With a wealth of experience among the band members, Campilongo claims that the 10 Gallon Cats almost never rehearse. "If you get people that're good, you should trust them," he says. Writing a new song nearly every week, he says he'll teach it to steel player Goldmark by recording a tape of the harmony part, or simply by whistling it to him.

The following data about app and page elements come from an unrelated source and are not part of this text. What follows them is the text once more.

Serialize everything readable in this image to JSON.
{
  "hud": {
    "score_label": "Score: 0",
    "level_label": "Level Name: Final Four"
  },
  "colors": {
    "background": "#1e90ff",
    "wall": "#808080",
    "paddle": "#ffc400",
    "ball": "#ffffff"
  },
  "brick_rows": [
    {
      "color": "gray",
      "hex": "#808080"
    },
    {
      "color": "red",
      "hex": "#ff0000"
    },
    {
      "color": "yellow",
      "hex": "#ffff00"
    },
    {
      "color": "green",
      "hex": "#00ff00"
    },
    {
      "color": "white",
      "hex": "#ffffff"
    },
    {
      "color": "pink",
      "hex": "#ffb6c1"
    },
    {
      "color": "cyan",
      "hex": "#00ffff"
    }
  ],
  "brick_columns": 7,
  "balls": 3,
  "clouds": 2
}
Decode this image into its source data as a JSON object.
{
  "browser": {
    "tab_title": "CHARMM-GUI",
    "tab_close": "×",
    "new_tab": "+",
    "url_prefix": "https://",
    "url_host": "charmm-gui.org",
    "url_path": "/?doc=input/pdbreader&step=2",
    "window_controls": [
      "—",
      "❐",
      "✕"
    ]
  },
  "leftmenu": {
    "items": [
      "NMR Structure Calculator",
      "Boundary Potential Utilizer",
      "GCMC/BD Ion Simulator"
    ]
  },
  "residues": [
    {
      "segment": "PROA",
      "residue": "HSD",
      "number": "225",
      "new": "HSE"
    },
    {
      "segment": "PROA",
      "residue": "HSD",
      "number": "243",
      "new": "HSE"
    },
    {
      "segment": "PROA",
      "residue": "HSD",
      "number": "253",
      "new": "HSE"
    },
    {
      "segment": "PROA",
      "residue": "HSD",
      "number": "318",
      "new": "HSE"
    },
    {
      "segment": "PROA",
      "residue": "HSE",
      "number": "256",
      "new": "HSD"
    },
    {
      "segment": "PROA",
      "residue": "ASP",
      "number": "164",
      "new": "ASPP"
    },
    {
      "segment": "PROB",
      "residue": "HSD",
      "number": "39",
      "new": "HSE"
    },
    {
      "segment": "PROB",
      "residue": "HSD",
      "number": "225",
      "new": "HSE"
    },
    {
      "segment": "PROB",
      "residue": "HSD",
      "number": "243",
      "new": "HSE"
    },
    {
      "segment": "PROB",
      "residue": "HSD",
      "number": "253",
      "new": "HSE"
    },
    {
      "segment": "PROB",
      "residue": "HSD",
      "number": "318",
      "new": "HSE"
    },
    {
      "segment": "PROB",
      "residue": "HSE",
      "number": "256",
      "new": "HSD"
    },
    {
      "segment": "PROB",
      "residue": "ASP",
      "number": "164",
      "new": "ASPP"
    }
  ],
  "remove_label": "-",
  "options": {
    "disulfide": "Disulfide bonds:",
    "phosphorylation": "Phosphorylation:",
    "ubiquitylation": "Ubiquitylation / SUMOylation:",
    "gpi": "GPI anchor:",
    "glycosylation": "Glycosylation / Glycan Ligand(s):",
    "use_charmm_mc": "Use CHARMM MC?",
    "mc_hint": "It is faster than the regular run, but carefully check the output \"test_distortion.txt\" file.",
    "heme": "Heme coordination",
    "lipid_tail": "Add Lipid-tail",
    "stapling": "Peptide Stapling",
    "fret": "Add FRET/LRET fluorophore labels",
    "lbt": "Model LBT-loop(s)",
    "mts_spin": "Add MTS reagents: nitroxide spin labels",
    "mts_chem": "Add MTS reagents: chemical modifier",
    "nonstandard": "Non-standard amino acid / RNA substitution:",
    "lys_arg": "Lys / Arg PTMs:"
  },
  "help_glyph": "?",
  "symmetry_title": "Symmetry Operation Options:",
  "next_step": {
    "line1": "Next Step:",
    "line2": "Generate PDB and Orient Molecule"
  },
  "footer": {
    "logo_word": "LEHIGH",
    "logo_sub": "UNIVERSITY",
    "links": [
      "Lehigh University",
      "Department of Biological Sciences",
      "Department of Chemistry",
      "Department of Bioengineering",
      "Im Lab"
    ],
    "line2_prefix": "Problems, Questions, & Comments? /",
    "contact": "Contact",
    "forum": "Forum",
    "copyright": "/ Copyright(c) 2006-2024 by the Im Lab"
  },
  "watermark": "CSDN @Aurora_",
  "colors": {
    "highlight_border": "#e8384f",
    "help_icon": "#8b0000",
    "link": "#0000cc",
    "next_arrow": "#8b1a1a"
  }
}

Campilongo and drummer Owen met as aspiring teen-age musicians, both growing up in South San Francisco. Excitedly lugging his guitar and amp to a purported jam session in Owen's bedroom, "no one showed up but me. We've been together more on than off since then." Owen and bassist Kee "really dig playing with each other," the band-leader says, and their combination of enthusiasm and professionalism gives the Cats a rock-solid foundation. The band-leader himself spent years toiling in various acts, including funk groups, for paychecks. With singer Gary Wayne Claxton, he and the rest of the current Cats lineup played until recently as Mental Revenge, a '50s and '60s cover band that dissolved when Claxton moved to Nashville. By that time -- "tired of serving the singer," Campilongo says -- he had begun assembling his instrumental band. Originally sharing the stage with a pianist, he soon invited Goldmark to join instead: "I think he's a great foil, because he plays a little smoother and more 'inside' than I do. When I come in with a barrage of two million notes that're atonal, there's a nice yin and yang there."